▸ What to do
Retype the data exactly, so that every line matches the original.

(Recorded data begins)

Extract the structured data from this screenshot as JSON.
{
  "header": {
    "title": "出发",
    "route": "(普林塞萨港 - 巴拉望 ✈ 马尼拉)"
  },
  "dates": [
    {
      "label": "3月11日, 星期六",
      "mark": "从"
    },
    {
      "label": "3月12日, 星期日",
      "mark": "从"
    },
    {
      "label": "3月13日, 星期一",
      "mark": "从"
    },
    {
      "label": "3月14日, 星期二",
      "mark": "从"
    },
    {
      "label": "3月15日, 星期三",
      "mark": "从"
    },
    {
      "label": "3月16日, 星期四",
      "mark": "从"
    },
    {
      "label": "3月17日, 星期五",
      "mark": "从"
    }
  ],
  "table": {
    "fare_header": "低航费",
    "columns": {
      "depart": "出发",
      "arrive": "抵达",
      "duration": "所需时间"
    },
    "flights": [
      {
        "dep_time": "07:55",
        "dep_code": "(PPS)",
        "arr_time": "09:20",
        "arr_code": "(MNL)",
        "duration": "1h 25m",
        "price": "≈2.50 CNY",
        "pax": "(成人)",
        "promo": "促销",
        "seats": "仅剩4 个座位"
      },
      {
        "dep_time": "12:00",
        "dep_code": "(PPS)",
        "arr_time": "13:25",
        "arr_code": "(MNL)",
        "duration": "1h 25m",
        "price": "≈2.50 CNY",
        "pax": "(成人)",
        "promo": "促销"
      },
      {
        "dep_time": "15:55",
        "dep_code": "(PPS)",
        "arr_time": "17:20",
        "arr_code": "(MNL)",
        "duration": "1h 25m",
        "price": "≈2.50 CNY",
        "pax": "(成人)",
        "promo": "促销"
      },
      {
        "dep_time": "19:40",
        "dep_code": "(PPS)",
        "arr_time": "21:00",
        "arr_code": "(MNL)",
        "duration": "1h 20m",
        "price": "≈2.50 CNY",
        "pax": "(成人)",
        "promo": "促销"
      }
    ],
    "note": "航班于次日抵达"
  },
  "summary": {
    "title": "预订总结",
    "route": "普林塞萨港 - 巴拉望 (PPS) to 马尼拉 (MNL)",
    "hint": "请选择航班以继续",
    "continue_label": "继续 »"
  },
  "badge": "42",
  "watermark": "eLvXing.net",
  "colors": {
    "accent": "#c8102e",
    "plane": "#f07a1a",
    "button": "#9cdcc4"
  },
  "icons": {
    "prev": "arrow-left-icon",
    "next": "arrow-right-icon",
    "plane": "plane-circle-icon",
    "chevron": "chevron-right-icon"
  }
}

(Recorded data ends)

▸ Answer box
Extract the structured data from this screenshot as JSON.
{
  "header": {
    "title": "出发",
    "route": "(普林塞萨港 - 巴拉望 ✈ 马尼拉)"
  },
  "dates": [
    {
      "label": "3月11日, 星期六",
      "mark": "从"
    },
    {
      "label": "3月12日, 星期日",
      "mark": "从"
    },
    {
      "label": "3月13日, 星期一",
      "mark": "从"
    },
    {
      "label": "3月14日, 星期二",
      "mark": "从"
    },
    {
      "label": "3月15日, 星期三",
      "mark": "从"
    },
    {
      "label": "3月16日, 星期四",
      "mark": "从"
    },
    {
      "label": "3月17日, 星期五",
      "mark": "从"
    }
  ],
  "table": {
    "fare_header": "低航费",
    "columns": {
      "depart": "出发",
      "arrive": "抵达",
      "duration": "所需时间"
    },
    "flights": [
      {
        "dep_time": "07:55",
        "dep_code": "(PPS)",
        "arr_time": "09:20",
        "arr_code": "(MNL)",
        "duration": "1h 25m",
        "price": "≈2.50 CNY",
        "pax": "(成人)",
        "promo": "促销",
        "seats": "仅剩4 个座位"
      },
      {
        "dep_time": "12:00",
        "dep_code": "(PPS)",
        "arr_time": "13:25",
        "arr_code": "(MNL)",
        "duration": "1h 25m",
        "price": "≈2.50 CNY",
        "pax": "(成人)",
        "promo": "促销"
      },
      {
        "dep_time": "15:55",
        "dep_code": "(PPS)",
        "arr_time": "17:20",
        "arr_code": "(MNL)",
        "duration": "1h 25m",
        "price": "≈2.50 CNY",
        "pax": "(成人)",
        "promo": "促销"
      },
      {
        "dep_time": "19:40",
        "dep_code": "(PPS)",
        "arr_time": "21:00",
        "arr_code": "(MNL)",
        "duration": "1h 20m",
        "price": "≈2.50 CNY",
        "pax": "(成人)",
        "promo": "促销"
      }
    ],
    "note": "航班于次日抵达"
  },
  "summary": {
    "title": "预订总结",
    "route": "普林塞萨港 - 巴拉望 (PPS) to 马尼拉 (MNL)",
    "hint": "请选择航班以继续",
    "continue_label": "继续 »"
  },
  "badge": "42",
  "watermark": "eLvXing.net",
  "colors": {
    "accent": "#c8102e",
    "plane": "#f07a1a",
    "button": "#9cdcc4"
  },
  "icons": {
    "prev": "arrow-left-icon",
    "next": "arrow-right-icon",
    "plane": "plane-circle-icon",
    "chevron": "chevron-right-icon"
  }
}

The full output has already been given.